**Exercise instructions**. So that the copy matches the original, retype each line of the material below exactly.

START Extracted data

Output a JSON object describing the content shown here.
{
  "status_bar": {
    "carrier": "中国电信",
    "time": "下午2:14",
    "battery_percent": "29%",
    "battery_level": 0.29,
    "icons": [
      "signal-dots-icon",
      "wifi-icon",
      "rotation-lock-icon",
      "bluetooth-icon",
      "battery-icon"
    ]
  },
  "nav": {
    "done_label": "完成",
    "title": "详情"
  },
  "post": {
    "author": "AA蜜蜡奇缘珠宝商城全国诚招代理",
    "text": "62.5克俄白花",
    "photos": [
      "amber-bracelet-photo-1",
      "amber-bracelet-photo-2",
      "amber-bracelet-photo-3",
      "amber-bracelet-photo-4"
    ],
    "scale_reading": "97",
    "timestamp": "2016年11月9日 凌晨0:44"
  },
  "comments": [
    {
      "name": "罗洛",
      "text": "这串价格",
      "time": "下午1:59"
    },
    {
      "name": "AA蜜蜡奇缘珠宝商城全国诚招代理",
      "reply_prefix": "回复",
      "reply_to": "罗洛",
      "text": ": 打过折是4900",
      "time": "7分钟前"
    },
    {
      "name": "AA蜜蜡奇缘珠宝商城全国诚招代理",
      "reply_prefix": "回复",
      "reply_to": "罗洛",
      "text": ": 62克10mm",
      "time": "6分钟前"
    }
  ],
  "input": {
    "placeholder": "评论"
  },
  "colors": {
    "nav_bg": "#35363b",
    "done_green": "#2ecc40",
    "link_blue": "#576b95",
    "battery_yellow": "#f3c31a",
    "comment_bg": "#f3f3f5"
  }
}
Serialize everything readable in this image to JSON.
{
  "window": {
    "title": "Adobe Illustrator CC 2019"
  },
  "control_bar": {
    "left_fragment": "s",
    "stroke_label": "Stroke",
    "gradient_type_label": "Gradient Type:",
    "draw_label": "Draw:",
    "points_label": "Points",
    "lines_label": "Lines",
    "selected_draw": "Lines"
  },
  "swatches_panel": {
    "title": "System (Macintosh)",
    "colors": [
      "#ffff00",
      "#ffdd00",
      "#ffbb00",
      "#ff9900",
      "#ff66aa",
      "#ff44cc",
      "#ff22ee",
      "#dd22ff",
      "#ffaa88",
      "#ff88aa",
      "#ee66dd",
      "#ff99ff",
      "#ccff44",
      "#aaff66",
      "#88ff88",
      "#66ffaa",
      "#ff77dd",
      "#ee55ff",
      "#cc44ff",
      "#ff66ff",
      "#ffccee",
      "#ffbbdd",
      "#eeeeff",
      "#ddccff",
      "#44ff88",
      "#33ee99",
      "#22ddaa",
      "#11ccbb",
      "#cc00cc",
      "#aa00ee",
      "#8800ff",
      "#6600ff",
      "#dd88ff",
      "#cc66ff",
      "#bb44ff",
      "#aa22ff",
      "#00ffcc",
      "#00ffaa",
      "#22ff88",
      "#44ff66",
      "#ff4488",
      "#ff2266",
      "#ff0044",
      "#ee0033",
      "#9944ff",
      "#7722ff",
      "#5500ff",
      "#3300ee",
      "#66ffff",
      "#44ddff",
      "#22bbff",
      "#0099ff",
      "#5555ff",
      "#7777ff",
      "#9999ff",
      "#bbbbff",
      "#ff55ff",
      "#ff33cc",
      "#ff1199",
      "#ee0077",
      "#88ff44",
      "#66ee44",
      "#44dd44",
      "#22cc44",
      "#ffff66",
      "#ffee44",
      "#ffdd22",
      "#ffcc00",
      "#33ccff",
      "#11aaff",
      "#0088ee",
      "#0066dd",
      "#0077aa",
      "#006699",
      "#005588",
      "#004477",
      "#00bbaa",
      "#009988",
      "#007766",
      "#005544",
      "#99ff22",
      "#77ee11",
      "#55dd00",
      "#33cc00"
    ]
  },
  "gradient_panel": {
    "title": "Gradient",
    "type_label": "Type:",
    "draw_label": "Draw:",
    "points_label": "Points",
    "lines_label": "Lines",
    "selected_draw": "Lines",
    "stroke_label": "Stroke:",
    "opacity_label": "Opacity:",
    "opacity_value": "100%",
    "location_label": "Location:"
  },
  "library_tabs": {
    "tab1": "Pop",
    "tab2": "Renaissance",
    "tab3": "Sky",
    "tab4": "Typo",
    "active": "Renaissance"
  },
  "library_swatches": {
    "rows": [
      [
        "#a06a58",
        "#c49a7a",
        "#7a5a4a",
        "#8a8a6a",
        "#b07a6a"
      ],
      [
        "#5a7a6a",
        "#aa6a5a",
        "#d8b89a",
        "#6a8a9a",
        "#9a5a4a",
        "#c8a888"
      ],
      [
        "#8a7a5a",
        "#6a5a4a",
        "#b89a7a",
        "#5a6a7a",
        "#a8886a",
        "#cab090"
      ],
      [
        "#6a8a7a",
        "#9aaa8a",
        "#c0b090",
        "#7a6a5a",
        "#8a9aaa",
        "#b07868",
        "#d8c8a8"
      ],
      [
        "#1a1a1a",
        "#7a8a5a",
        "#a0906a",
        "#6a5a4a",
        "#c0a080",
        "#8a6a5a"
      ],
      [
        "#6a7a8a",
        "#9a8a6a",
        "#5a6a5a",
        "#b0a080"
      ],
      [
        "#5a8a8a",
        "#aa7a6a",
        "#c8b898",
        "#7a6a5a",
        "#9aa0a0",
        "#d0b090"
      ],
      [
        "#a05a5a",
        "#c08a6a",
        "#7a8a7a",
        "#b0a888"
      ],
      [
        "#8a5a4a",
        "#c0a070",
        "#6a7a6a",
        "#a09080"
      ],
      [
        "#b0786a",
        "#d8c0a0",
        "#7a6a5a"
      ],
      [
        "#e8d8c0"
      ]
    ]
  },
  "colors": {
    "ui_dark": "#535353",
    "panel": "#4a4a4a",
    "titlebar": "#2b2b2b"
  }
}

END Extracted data

**The answer**.
Output a JSON object describing the content shown here.
{
  "status_bar": {
    "carrier": "中国电信",
    "time": "下午2:14",
    "battery_percent": "29%",
    "battery_level": 0.29,
    "icons": [
      "signal-dots-icon",
      "wifi-icon",
      "rotation-lock-icon",
      "bluetooth-icon",
      "battery-icon"
    ]
  },
  "nav": {
    "done_label": "完成",
    "title": "详情"
  },
  "post": {
    "author": "AA蜜蜡奇缘珠宝商城全国诚招代理",
    "text": "62.5克俄白花",
    "photos": [
      "amber-bracelet-photo-1",
      "amber-bracelet-photo-2",
      "amber-bracelet-photo-3",
      "amber-bracelet-photo-4"
    ],
    "scale_reading": "97",
    "timestamp": "2016年11月9日 凌晨0:44"
  },
  "comments": [
    {
      "name": "罗洛",
      "text": "这串价格",
      "time": "下午1:59"
    },
    {
      "name": "AA蜜蜡奇缘珠宝商城全国诚招代理",
      "reply_prefix": "回复",
      "reply_to": "罗洛",
      "text": ": 打过折是4900",
      "time": "7分钟前"
    },
    {
      "name": "AA蜜蜡奇缘珠宝商城全国诚招代理",
      "reply_prefix": "回复",
      "reply_to": "罗洛",
      "text": ": 62克10mm",
      "time": "6分钟前"
    }
  ],
  "input": {
    "placeholder": "评论"
  },
  "colors": {
    "nav_bg": "#35363b",
    "done_green": "#2ecc40",
    "link_blue": "#576b95",
    "battery_yellow": "#f3c31a",
    "comment_bg": "#f3f3f5"
  }
}
Serialize everything readable in this image to JSON.
{
  "window": {
    "title": "Adobe Illustrator CC 2019"
  },
  "control_bar": {
    "left_fragment": "s",
    "stroke_label": "Stroke",
    "gradient_type_label": "Gradient Type:",
    "draw_label": "Draw:",
    "points_label": "Points",
    "lines_label": "Lines",
    "selected_draw": "Lines"
  },
  "swatches_panel": {
    "title": "System (Macintosh)",
    "colors": [
      "#ffff00",
      "#ffdd00",
      "#ffbb00",
      "#ff9900",
      "#ff66aa",
      "#ff44cc",
      "#ff22ee",
      "#dd22ff",
      "#ffaa88",
      "#ff88aa",
      "#ee66dd",
      "#ff99ff",
      "#ccff44",
      "#aaff66",
      "#88ff88",
      "#66ffaa",
      "#ff77dd",
      "#ee55ff",
      "#cc44ff",
      "#ff66ff",
      "#ffccee",
      "#ffbbdd",
      "#eeeeff",
      "#ddccff",
      "#44ff88",
      "#33ee99",
      "#22ddaa",
      "#11ccbb",
      "#cc00cc",
      "#aa00ee",
      "#8800ff",
      "#6600ff",
      "#dd88ff",
      "#cc66ff",
      "#bb44ff",
      "#aa22ff",
      "#00ffcc",
      "#00ffaa",
      "#22ff88",
      "#44ff66",
      "#ff4488",
      "#ff2266",
      "#ff0044",
      "#ee0033",
      "#9944ff",
      "#7722ff",
      "#5500ff",
      "#3300ee",
      "#66ffff",
      "#44ddff",
      "#22bbff",
      "#0099ff",
      "#5555ff",
      "#7777ff",
      "#9999ff",
      "#bbbbff",
      "#ff55ff",
      "#ff33cc",
      "#ff1199",
      "#ee0077",
      "#88ff44",
      "#66ee44",
      "#44dd44",
      "#22cc44",
      "#ffff66",
      "#ffee44",
      "#ffdd22",
      "#ffcc00",
      "#33ccff",
      "#11aaff",
      "#0088ee",
      "#0066dd",
      "#0077aa",
      "#006699",
      "#005588",
      "#004477",
      "#00bbaa",
      "#009988",
      "#007766",
      "#005544",
      "#99ff22",
      "#77ee11",
      "#55dd00",
      "#33cc00"
    ]
  },
  "gradient_panel": {
    "title": "Gradient",
    "type_label": "Type:",
    "draw_label": "Draw:",
    "points_label": "Points",
    "lines_label": "Lines",
    "selected_draw": "Lines",
    "stroke_label": "Stroke:",
    "opacity_label": "Opacity:",
    "opacity_value": "100%",
    "location_label": "Location:"
  },
  "library_tabs": {
    "tab1": "Pop",
    "tab2": "Renaissance",
    "tab3": "Sky",
    "tab4": "Typo",
    "active": "Renaissance"
  },
  "library_swatches": {
    "rows": [
      [
        "#a06a58",
        "#c49a7a",
        "#7a5a4a",
        "#8a8a6a",
        "#b07a6a"
      ],
      [
        "#5a7a6a",
        "#aa6a5a",
        "#d8b89a",
        "#6a8a9a",
        "#9a5a4a",
        "#c8a888"
      ],
      [
        "#8a7a5a",
        "#6a5a4a",
        "#b89a7a",
        "#5a6a7a",
        "#a8886a",
        "#cab090"
      ],
      [
        "#6a8a7a",
        "#9aaa8a",
        "#c0b090",
        "#7a6a5a",
        "#8a9aaa",
        "#b07868",
        "#d8c8a8"
      ],
      [
        "#1a1a1a",
        "#7a8a5a",
        "#a0906a",
        "#6a5a4a",
        "#c0a080",
        "#8a6a5a"
      ],
      [
        "#6a7a8a",
        "#9a8a6a",
        "#5a6a5a",
        "#b0a080"
      ],
      [
        "#5a8a8a",
        "#aa7a6a",
        "#c8b898",
        "#7a6a5a",
        "#9aa0a0",
        "#d0b090"
      ],
      [
        "#a05a5a",
        "#c08a6a",
        "#7a8a7a",
        "#b0a888"
      ],
      [
        "#8a5a4a",
        "#c0a070",
        "#6a7a6a",
        "#a09080"
      ],
      [
        "#b0786a",
        "#d8c0a0",
        "#7a6a5a"
      ],
      [
        "#e8d8c0"
      ]
    ]
  },
  "colors": {
    "ui_dark": "#535353",
    "panel": "#4a4a4a",
    "titlebar": "#2b2b2b"
  }
}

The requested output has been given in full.